The answer is mostly no. However, they can inflict minor damage on young or newly transplanted trees, as well as trees that are already struggling with disease or poor conditions.
Woody plants are sometimes damaged when female cicadas lay their eggs inside undeveloped tree shoots. Some trees, like the mesquite, sometimes lose branches when cicadas make slits in those branches to deposit their eggs.
If a tree is established, cicada egg-laying and feeding aren’t huge issues - just prune away any branches that start to show problems. Less-established trees may die or experience stunted growth after cicada interference, but that, too, is uncommon.
The good news? Because cicadas emerge so infrequently, they are not likely to cause damage that these woody plants can’t make up for with healthy growth in subsequent seasons.
What areas are susceptible to cicadas?
Cicadas do emerge from the ground beneath your lawn, but they won’t damage it. Though they make one-inch holes and three-inch “mud chimneys” in the dirt, that won’t harm the soil. In fact, dead cicadas can add nitrogen to the soil, and their holes provide aeration.
What’s more, cicadas also won’t damage your flowers or vegetables, as they aren’t woody plants. They are also more likely to feed and spawn in established woody areas, more so than in new developments with few trees.
How can I protect my trees from cicadas?
If you are concerned by how your planting and growing season will be affected by cicadas this spring, keep these few considerations in mind:
- Wait: If you haven't planted already, hold off planting young trees until cicada season ends in June. Then, you won't need to worry about a cicada choosing your immature tree and harming it by laying its eggs or feeding from it.
- Wrap: If you’re concerned about the health of a woody plant or have already planted saplings, you can prevent a cicada infestation by wrapping them in netting or plant bags. Cicadas cannot access these plants through these boundaries. Before wrapping, make sure that there are no bird nests in your tree!

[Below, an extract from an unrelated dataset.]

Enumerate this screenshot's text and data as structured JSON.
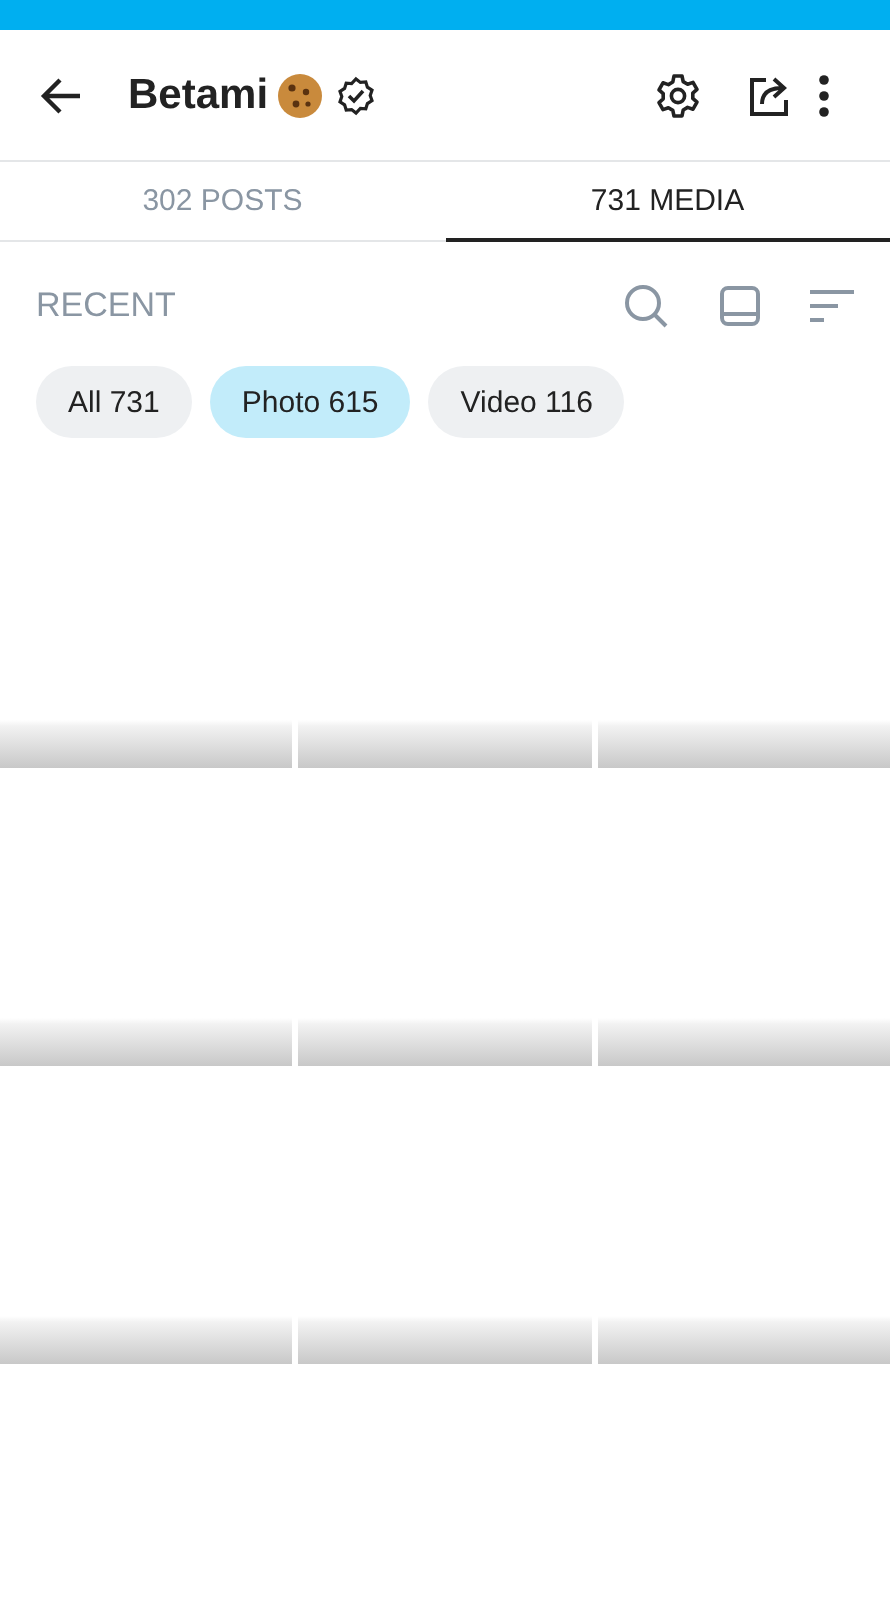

- Avoid insecticide: Though cicadas can cause minor damage to some plants and trees, they are mostly harmless as far as insect infestations go - so there's really no need to spray. Insecticides are far more likely to harm the plants themselves, as well as beneficial bugs and other animals in the area.
- Provide extra care: Young or already-struggling trees are much more likely to recover from the effects of cicadas if they’re well taken care of. That means mulching around their roots and watering more frequently if they’re not getting at least an inch of rainwater per week.
Brood X: The bottom line
Despite some anxiety about the impending emergence of Brood X, these large insects are fairly harmless to most of your landscaping. Still, newly-planted trees are cicadas’ favorite snacks and egg-laying spots, so to ensure your peace of mind, you may want to take a few precautions - especially with new plants.
If you can’t hold off planting young saplings, you can protect them with netting or plant bags, along with enough water and mulch to help them thrive. You don’t need insecticides, since these bugs are largely harmless and you want to avoid negatively impacting other plants and animals in the area!
Though cicadas’ chirping may get on your nerves this spring, you’re likely to have worse nuisances in your garden than these guys. The best thing to do? Just wait it out.